So I’ll take a clue from Single Dad Laughing who encourages us to reach out with compassion to both the bullied and the bully. Come on, Country of my birth that I love. You are capable of so much more than the way you’ve been acting!  Have you forgotten your greatness, your goodness, and the power that comes of bringing out the greatness in others? Get with your Inner Guadalupe, stop the cursing, and let the blessing begin!

Guadalupe as Head Cheerleader

Gin Turner was head cheerleader at Lubbock High School when I was a lowly, very uncool sophomore, fall semester, 1964. My locker was next to that of another uncool kid. Neal wore a bow tie, a pocket protector and carried a brief case. I tried to ignore him. So did practically everyone else. Except when they were making his life miserable.

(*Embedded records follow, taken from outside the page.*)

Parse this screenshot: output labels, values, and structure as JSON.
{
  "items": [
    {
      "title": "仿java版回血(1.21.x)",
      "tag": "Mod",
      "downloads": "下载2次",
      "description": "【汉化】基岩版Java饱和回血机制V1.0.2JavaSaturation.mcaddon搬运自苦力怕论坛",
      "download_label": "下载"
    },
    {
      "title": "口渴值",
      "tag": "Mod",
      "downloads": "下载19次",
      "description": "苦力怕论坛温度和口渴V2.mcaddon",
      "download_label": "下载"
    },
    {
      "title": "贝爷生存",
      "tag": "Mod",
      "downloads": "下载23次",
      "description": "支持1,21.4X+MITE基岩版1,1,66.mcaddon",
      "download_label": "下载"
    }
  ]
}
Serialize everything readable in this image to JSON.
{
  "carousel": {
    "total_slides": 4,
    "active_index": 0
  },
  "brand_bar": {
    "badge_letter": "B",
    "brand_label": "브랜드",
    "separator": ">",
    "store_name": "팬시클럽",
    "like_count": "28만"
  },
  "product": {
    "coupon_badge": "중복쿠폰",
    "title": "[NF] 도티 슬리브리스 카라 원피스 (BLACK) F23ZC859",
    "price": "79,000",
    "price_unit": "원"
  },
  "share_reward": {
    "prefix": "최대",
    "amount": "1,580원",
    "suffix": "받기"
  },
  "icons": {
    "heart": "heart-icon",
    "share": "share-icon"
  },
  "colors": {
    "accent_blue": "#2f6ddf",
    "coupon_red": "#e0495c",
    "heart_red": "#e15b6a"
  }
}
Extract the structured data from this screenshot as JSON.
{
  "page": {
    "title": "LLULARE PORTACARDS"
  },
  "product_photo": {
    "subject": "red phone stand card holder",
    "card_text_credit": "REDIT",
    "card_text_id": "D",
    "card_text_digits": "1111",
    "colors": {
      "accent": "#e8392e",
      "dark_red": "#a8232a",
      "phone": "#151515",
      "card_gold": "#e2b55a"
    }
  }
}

I saw that happen up close and personal one day when, after slamming his locker door shut, Neal dropped his briefcase and it sprang open. Papers flew everywhere, all over the dark brown linoleum hallway floor where two corridors intersected. Neal dropped to his knees to pick them up. About that time a group of “cool” guys came around the corner and began kicking the papers out of his reach, laughing, shoving, and taunting him. I stood by and did nothing. So did everyone else.

Around the other corner came a group of cheerleaders. It was a game day, and they were in uniform. Gin was front and center and her eyes immediately took in what was going on. She didn’t say a word. She dropped to her knees and began helping Neal. She kept at it until everything was in order. She smiled at him and wished him well, and went on her way. And I stood there — changed. From that moment on, I knew one thing:  I wanted to be like HER.

Look her up in the yearbook, and you’ll see that year she was not only head cheerleader, she was prom queen, homecoming queen, most popular, most EVERYTHING. We all adored her. She was love personified, and she walked among us.  She led simply by being who she was. Bullying disappeared because it simply couldn’t exist when Gin was there. And she was present, everywhere.

And then, in a few short years, she was gone.

If ever there was a Guadalupe presence, Gin Turner was it.  She set a standard of love and respect at Lubbock High School that year, and her influence, I feel sure, continues in the lives of those who knew her. I raise her image in this time of bullying. Perhaps her story can continue to change lives. It changed life for Neal. And it certainly changed mine.